Taking Care of Your Diabetes Every Day
Take Your Diabetes Medicine Every Day continued...
If You Use Insulin
You need insulin if your body has stopped making insulin or if it doesn't make enough insulin. Everyone with insulin-dependent diabetes (or type 1 diabetes) needs insulin, and many people with type 2 diabetes need insulin.
Insulin cannot be taken as a pill. It can be inhaled or injected. You may need to give yourself shots or inhale it every day. Some people give themselves one shot a day. Some people give themselves two or more shots a day. You need to take your insulin every day. Never skip a shot, even if you are sick.
Insulin is injected with a needle. Your doctor will tell you what kind of insulin to use, how much, and when to give yourself a shot. Talk to your doctor before changing the type or amount of insulin you use or when you give your shots. Your doctor or the diabetes educator will show you how to draw up insulin in the needle. They will also show you the best places on your body to give yourself a shot. Ask someone to help you with your shots if your hands are shaky or you can't see well.
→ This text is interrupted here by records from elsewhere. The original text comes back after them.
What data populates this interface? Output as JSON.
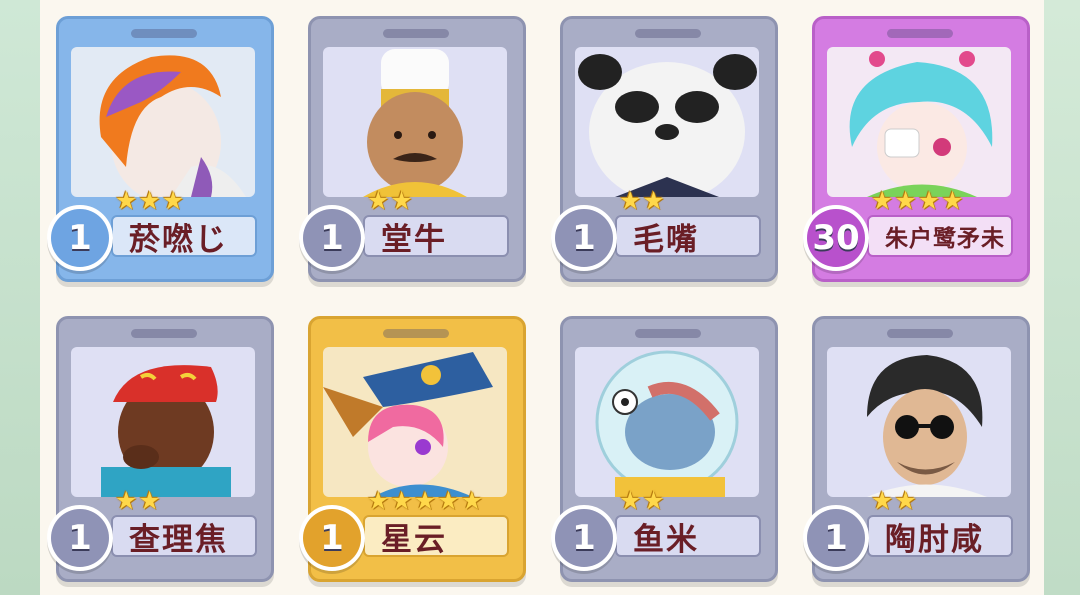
{
  "accent_colors": {
    "gray": "#a9adc6",
    "blue": "#86b6ea",
    "purple": "#d47ce2",
    "gold": "#f2bf47"
  },
  "cards": [
    {
      "name": "菸嘫じ",
      "level": "1",
      "stars": 3,
      "frame": "blue"
    },
    {
      "name": "堂牛",
      "level": "1",
      "stars": 2,
      "frame": "gray"
    },
    {
      "name": "毛嘴",
      "level": "1",
      "stars": 2,
      "frame": "gray"
    },
    {
      "name": "朱户鹭矛未",
      "level": "30",
      "stars": 4,
      "frame": "purple"
    },
    {
      "name": "查理焦",
      "level": "1",
      "stars": 2,
      "frame": "gray"
    },
    {
      "name": "星云",
      "level": "1",
      "stars": 5,
      "frame": "gold"
    },
    {
      "name": "鱼米",
      "level": "1",
      "stars": 2,
      "frame": "gray"
    },
    {
      "name": "陶肘咸",
      "level": "1",
      "stars": 2,
      "frame": "gray"
    }
  ]
}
Good places on your body to give shots are:
- The outside part of your upper arms.
- Around your waist and hips.
- The outside part of your upper legs.
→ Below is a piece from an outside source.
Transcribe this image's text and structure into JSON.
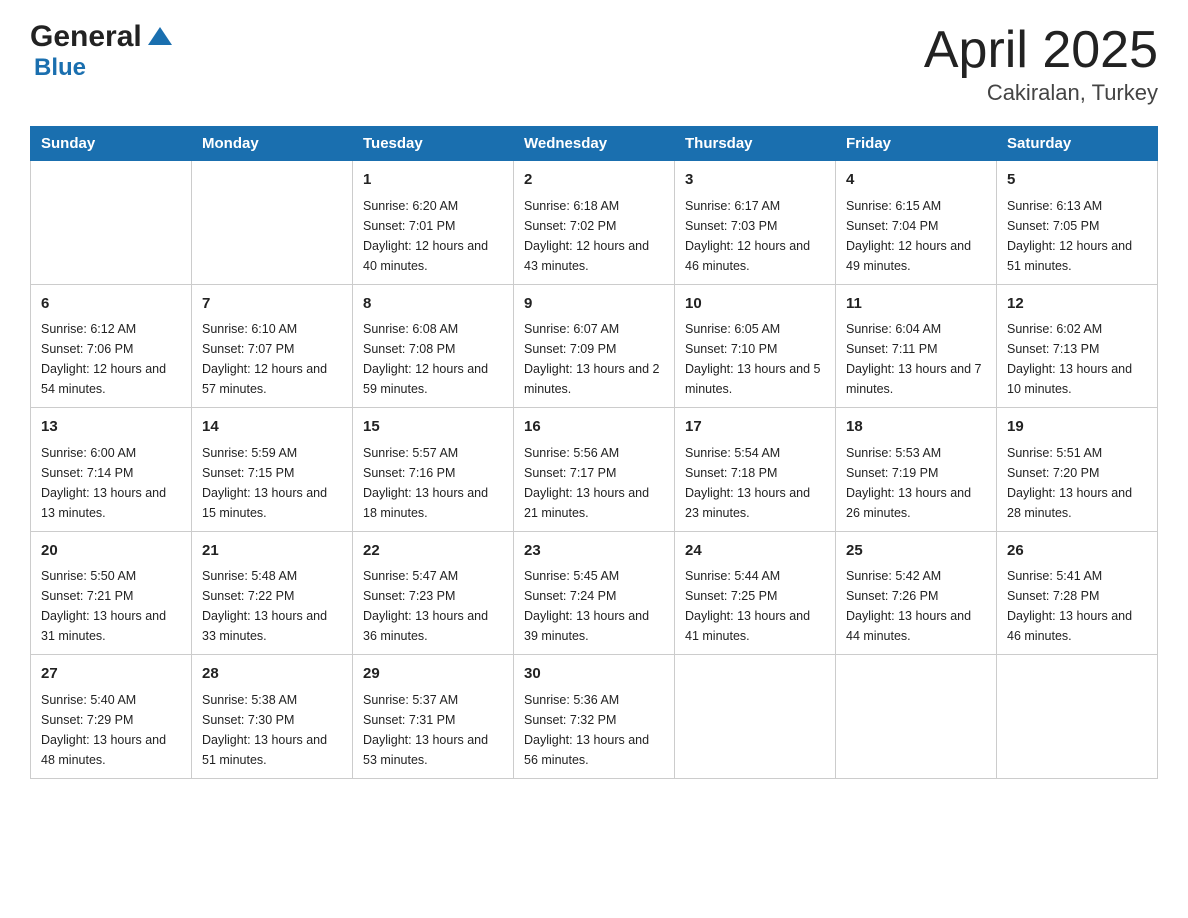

- Avoid areas with scars and stretch marks.
- Ask your doctor or nurse to check your skin where you give your shots.
You may be a little afraid at first to give yourself a shot. But most people find that the shots hurt less than they expected. The needles are small and sharp and do not go deep into your skin. Always use your own needles and never share them with anyone else.
Your doctor or diabetes educator will tell you how to throw away used needles safely.
Keep extra insulin in your refrigerator in case you break the bottle you are using. Do not keep insulin in the freezer or in hot places like the glove compartment of your car. Also, keep it away from bright light. Too much heat, cold, and bright light can damage insulin.